- ASSIGNMENT: Word for word, restate each entry that appears below.

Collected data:
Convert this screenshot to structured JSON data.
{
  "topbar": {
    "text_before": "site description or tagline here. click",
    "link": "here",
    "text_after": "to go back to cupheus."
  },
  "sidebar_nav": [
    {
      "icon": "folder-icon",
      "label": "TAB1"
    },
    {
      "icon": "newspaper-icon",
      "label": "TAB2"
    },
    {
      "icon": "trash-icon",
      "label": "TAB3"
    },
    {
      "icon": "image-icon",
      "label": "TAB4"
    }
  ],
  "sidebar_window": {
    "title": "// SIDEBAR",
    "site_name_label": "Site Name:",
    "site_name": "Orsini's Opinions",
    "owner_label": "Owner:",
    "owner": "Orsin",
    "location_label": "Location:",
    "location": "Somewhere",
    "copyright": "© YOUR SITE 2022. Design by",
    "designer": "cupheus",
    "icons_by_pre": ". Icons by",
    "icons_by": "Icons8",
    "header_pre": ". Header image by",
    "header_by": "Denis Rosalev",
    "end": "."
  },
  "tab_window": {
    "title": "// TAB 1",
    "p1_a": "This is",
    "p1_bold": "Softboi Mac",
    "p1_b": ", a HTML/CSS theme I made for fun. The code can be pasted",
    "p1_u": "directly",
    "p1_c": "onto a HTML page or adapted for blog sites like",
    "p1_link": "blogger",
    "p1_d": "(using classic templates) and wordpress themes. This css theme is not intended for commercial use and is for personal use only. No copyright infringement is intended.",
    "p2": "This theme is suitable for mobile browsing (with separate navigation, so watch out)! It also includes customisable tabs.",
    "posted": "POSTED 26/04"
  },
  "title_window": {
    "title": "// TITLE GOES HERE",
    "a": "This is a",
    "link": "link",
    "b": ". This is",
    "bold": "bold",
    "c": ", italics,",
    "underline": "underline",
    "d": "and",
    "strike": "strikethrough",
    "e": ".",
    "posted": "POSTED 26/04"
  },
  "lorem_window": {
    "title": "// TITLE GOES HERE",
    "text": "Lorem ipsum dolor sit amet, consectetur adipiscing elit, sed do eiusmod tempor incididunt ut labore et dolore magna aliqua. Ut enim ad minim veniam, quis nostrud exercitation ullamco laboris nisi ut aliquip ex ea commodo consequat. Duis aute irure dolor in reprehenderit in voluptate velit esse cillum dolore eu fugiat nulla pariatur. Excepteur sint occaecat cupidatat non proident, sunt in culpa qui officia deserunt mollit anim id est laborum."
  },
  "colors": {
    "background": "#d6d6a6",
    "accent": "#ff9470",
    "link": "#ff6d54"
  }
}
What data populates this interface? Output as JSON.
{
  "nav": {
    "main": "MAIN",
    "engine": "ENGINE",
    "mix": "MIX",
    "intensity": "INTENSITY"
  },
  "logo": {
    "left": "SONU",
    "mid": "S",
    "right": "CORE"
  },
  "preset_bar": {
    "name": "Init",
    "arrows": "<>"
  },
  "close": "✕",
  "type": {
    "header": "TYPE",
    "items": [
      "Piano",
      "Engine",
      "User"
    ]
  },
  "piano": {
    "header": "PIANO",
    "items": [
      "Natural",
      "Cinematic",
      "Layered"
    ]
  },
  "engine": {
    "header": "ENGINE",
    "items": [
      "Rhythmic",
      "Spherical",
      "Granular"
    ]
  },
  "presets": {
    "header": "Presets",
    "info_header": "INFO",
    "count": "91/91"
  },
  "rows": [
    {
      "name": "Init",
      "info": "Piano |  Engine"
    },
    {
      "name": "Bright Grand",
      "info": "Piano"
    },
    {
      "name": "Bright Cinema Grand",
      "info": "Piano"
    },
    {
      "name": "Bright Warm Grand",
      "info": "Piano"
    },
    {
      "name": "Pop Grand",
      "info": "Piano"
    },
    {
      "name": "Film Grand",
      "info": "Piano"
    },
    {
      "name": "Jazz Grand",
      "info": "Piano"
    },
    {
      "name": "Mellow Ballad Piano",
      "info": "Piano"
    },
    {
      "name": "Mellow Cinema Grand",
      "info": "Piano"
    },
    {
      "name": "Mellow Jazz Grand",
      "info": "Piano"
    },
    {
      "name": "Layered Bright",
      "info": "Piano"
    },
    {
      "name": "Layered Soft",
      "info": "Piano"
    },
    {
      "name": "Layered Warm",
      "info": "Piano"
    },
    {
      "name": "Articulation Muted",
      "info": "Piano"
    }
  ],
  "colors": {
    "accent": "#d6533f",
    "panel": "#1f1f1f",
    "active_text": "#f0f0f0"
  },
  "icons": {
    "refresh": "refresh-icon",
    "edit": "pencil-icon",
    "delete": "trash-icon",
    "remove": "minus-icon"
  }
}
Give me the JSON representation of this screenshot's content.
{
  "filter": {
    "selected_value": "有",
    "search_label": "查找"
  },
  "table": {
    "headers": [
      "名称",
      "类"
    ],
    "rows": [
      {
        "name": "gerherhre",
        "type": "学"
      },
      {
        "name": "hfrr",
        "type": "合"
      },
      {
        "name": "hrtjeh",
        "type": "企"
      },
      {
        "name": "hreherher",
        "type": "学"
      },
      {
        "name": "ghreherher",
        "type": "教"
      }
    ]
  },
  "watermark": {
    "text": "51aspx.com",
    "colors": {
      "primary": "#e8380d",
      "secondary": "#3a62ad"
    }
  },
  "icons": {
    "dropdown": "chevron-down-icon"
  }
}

- ANSWER SPACE:
Convert this screenshot to structured JSON data.
{
  "topbar": {
    "text_before": "site description or tagline here. click",
    "link": "here",
    "text_after": "to go back to cupheus."
  },
  "sidebar_nav": [
    {
      "icon": "folder-icon",
      "label": "TAB1"
    },
    {
      "icon": "newspaper-icon",
      "label": "TAB2"
    },
    {
      "icon": "trash-icon",
      "label": "TAB3"
    },
    {
      "icon": "image-icon",
      "label": "TAB4"
    }
  ],
  "sidebar_window": {
    "title": "// SIDEBAR",
    "site_name_label": "Site Name:",
    "site_name": "Orsini's Opinions",
    "owner_label": "Owner:",
    "owner": "Orsin",
    "location_label": "Location:",
    "location": "Somewhere",
    "copyright": "© YOUR SITE 2022. Design by",
    "designer": "cupheus",
    "icons_by_pre": ". Icons by",
    "icons_by": "Icons8",
    "header_pre": ". Header image by",
    "header_by": "Denis Rosalev",
    "end": "."
  },
  "tab_window": {
    "title": "// TAB 1",
    "p1_a": "This is",
    "p1_bold": "Softboi Mac",
    "p1_b": ", a HTML/CSS theme I made for fun. The code can be pasted",
    "p1_u": "directly",
    "p1_c": "onto a HTML page or adapted for blog sites like",
    "p1_link": "blogger",
    "p1_d": "(using classic templates) and wordpress themes. This css theme is not intended for commercial use and is for personal use only. No copyright infringement is intended.",
    "p2": "This theme is suitable for mobile browsing (with separate navigation, so watch out)! It also includes customisable tabs.",
    "posted": "POSTED 26/04"
  },
  "title_window": {
    "title": "// TITLE GOES HERE",
    "a": "This is a",
    "link": "link",
    "b": ". This is",
    "bold": "bold",
    "c": ", italics,",
    "underline": "underline",
    "d": "and",
    "strike": "strikethrough",
    "e": ".",
    "posted": "POSTED 26/04"
  },
  "lorem_window": {
    "title": "// TITLE GOES HERE",
    "text": "Lorem ipsum dolor sit amet, consectetur adipiscing elit, sed do eiusmod tempor incididunt ut labore et dolore magna aliqua. Ut enim ad minim veniam, quis nostrud exercitation ullamco laboris nisi ut aliquip ex ea commodo consequat. Duis aute irure dolor in reprehenderit in voluptate velit esse cillum dolore eu fugiat nulla pariatur. Excepteur sint occaecat cupidatat non proident, sunt in culpa qui officia deserunt mollit anim id est laborum."
  },
  "colors": {
    "background": "#d6d6a6",
    "accent": "#ff9470",
    "link": "#ff6d54"
  }
}
What data populates this interface? Output as JSON.
{
  "nav": {
    "main": "MAIN",
    "engine": "ENGINE",
    "mix": "MIX",
    "intensity": "INTENSITY"
  },
  "logo": {
    "left": "SONU",
    "mid": "S",
    "right": "CORE"
  },
  "preset_bar": {
    "name": "Init",
    "arrows": "<>"
  },
  "close": "✕",
  "type": {
    "header": "TYPE",
    "items": [
      "Piano",
      "Engine",
      "User"
    ]
  },
  "piano": {
    "header": "PIANO",
    "items": [
      "Natural",
      "Cinematic",
      "Layered"
    ]
  },
  "engine": {
    "header": "ENGINE",
    "items": [
      "Rhythmic",
      "Spherical",
      "Granular"
    ]
  },
  "presets": {
    "header": "Presets",
    "info_header": "INFO",
    "count": "91/91"
  },
  "rows": [
    {
      "name": "Init",
      "info": "Piano |  Engine"
    },
    {
      "name": "Bright Grand",
      "info": "Piano"
    },
    {
      "name": "Bright Cinema Grand",
      "info": "Piano"
    },
    {
      "name": "Bright Warm Grand",
      "info": "Piano"
    },
    {
      "name": "Pop Grand",
      "info": "Piano"
    },
    {
      "name": "Film Grand",
      "info": "Piano"
    },
    {
      "name": "Jazz Grand",
      "info": "Piano"
    },
    {
      "name": "Mellow Ballad Piano",
      "info": "Piano"
    },
    {
      "name": "Mellow Cinema Grand",
      "info": "Piano"
    },
    {
      "name": "Mellow Jazz Grand",
      "info": "Piano"
    },
    {
      "name": "Layered Bright",
      "info": "Piano"
    },
    {
      "name": "Layered Soft",
      "info": "Piano"
    },
    {
      "name": "Layered Warm",
      "info": "Piano"
    },
    {
      "name": "Articulation Muted",
      "info": "Piano"
    }
  ],
  "colors": {
    "accent": "#d6533f",
    "panel": "#1f1f1f",
    "active_text": "#f0f0f0"
  },
  "icons": {
    "refresh": "refresh-icon",
    "edit": "pencil-icon",
    "delete": "trash-icon",
    "remove": "minus-icon"
  }
}
Give me the JSON representation of this screenshot's content.
{
  "filter": {
    "selected_value": "有",
    "search_label": "查找"
  },
  "table": {
    "headers": [
      "名称",
      "类"
    ],
    "rows": [
      {
        "name": "gerherhre",
        "type": "学"
      },
      {
        "name": "hfrr",
        "type": "合"
      },
      {
        "name": "hrtjeh",
        "type": "企"
      },
      {
        "name": "hreherher",
        "type": "学"
      },
      {
        "name": "ghreherher",
        "type": "教"
      }
    ]
  },
  "watermark": {
    "text": "51aspx.com",
    "colors": {
      "primary": "#e8380d",
      "secondary": "#3a62ad"
    }
  },
  "icons": {
    "dropdown": "chevron-down-icon"
  }
}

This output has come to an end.